(App and web page records)
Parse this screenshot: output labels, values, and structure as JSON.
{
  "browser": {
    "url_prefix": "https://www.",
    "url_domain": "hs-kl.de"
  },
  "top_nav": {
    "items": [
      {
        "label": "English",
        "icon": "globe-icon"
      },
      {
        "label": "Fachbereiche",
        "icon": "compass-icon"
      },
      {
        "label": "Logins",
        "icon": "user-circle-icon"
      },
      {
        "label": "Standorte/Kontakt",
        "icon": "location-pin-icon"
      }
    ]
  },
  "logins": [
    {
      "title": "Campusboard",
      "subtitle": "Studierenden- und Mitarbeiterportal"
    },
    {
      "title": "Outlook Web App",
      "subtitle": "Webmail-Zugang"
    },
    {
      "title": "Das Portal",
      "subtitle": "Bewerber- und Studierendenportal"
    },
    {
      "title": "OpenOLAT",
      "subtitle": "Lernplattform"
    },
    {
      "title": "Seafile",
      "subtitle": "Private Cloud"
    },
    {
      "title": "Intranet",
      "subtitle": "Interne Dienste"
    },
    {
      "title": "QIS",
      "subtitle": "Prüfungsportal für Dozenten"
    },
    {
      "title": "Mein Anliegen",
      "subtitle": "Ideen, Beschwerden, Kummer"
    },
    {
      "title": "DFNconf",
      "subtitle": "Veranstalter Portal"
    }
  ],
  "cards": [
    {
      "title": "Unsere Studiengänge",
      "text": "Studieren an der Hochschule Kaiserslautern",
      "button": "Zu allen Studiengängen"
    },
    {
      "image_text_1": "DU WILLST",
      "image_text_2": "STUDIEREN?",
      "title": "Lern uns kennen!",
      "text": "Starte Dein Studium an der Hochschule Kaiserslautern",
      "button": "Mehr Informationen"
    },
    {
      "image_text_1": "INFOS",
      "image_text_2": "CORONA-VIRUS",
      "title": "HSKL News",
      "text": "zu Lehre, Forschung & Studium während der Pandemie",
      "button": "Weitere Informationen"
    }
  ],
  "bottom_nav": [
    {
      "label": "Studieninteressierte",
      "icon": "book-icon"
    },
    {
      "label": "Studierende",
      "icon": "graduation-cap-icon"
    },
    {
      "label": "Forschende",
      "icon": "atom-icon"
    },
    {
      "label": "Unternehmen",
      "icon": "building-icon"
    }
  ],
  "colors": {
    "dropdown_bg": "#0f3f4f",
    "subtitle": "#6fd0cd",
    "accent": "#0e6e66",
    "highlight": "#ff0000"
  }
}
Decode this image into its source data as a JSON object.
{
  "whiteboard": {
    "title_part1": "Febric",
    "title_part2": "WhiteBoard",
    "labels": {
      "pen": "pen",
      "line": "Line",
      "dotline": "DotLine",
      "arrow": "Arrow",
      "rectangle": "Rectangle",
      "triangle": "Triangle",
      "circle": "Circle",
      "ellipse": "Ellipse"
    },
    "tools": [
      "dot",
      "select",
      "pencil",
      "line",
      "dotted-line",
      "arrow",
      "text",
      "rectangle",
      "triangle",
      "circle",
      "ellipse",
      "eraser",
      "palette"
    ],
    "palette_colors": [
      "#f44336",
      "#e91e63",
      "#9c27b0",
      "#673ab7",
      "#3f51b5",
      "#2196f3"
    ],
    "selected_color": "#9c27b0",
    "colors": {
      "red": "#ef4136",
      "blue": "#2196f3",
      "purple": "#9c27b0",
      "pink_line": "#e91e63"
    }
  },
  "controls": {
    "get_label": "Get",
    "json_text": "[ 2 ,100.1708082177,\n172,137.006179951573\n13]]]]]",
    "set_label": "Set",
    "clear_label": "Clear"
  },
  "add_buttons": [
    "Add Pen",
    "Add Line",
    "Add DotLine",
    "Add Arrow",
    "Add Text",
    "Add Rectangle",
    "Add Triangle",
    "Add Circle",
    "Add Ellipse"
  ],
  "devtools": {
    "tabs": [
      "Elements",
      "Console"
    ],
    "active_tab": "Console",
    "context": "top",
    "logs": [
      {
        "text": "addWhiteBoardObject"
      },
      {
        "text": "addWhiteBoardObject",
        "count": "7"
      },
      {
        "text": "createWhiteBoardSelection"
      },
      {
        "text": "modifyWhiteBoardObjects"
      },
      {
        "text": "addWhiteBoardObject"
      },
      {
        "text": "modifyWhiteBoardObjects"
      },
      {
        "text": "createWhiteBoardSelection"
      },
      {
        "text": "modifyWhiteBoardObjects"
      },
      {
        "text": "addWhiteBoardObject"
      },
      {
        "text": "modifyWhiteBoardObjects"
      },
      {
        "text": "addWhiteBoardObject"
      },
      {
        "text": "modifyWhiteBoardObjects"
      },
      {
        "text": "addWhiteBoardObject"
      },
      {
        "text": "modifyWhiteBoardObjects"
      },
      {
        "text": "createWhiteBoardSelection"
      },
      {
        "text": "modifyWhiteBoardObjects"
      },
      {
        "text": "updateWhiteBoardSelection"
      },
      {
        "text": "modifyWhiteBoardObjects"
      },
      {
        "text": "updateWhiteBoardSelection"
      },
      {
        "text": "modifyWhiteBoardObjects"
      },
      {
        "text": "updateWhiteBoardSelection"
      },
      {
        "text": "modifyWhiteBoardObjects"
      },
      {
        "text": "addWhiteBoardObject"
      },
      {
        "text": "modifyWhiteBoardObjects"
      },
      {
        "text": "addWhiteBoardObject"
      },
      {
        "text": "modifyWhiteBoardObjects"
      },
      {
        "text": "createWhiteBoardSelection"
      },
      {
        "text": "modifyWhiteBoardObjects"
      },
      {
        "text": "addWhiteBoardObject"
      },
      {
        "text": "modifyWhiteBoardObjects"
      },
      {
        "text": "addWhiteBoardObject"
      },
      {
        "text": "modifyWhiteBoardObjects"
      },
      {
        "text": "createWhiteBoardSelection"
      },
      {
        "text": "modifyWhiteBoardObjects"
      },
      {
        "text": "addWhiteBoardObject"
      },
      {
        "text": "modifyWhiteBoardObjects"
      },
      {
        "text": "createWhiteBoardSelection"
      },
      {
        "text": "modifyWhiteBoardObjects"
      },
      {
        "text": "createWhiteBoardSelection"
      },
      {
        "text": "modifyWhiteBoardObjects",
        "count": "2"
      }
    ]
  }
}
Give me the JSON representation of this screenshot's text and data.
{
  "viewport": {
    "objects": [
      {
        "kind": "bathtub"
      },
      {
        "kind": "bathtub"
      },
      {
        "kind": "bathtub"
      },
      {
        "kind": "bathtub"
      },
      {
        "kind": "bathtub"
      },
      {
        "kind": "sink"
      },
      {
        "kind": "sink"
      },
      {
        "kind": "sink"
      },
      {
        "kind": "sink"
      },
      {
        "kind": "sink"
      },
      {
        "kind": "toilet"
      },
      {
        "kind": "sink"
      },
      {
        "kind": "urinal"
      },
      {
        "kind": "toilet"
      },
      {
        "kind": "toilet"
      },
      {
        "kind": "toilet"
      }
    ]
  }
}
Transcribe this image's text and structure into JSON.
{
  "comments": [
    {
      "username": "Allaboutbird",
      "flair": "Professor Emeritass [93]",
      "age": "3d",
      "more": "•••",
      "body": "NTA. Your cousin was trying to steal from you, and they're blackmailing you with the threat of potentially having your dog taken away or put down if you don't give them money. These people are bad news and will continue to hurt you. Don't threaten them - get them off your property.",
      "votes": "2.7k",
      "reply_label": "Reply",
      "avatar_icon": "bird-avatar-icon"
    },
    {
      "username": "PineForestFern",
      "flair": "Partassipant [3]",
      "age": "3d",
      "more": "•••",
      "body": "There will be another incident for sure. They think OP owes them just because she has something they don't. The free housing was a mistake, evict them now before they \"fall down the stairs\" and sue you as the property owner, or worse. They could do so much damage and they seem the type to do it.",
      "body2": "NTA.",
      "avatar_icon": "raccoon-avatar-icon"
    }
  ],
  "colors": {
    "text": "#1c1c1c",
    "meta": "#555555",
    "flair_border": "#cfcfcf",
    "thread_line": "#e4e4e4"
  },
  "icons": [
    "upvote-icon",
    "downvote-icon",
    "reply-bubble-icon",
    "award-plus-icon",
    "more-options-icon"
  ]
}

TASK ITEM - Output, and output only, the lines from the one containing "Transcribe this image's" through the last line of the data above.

RESULT FOR THIS TASK -
Transcribe this image's text and structure into JSON.
{
  "comments": [
    {
      "username": "Allaboutbird",
      "flair": "Professor Emeritass [93]",
      "age": "3d",
      "more": "•••",
      "body": "NTA. Your cousin was trying to steal from you, and they're blackmailing you with the threat of potentially having your dog taken away or put down if you don't give them money. These people are bad news and will continue to hurt you. Don't threaten them - get them off your property.",
      "votes": "2.7k",
      "reply_label": "Reply",
      "avatar_icon": "bird-avatar-icon"
    },
    {
      "username": "PineForestFern",
      "flair": "Partassipant [3]",
      "age": "3d",
      "more": "•••",
      "body": "There will be another incident for sure. They think OP owes them just because she has something they don't. The free housing was a mistake, evict them now before they \"fall down the stairs\" and sue you as the property owner, or worse. They could do so much damage and they seem the type to do it.",
      "body2": "NTA.",
      "avatar_icon": "raccoon-avatar-icon"
    }
  ],
  "colors": {
    "text": "#1c1c1c",
    "meta": "#555555",
    "flair_border": "#cfcfcf",
    "thread_line": "#e4e4e4"
  },
  "icons": [
    "upvote-icon",
    "downvote-icon",
    "reply-bubble-icon",
    "award-plus-icon",
    "more-options-icon"
  ]
}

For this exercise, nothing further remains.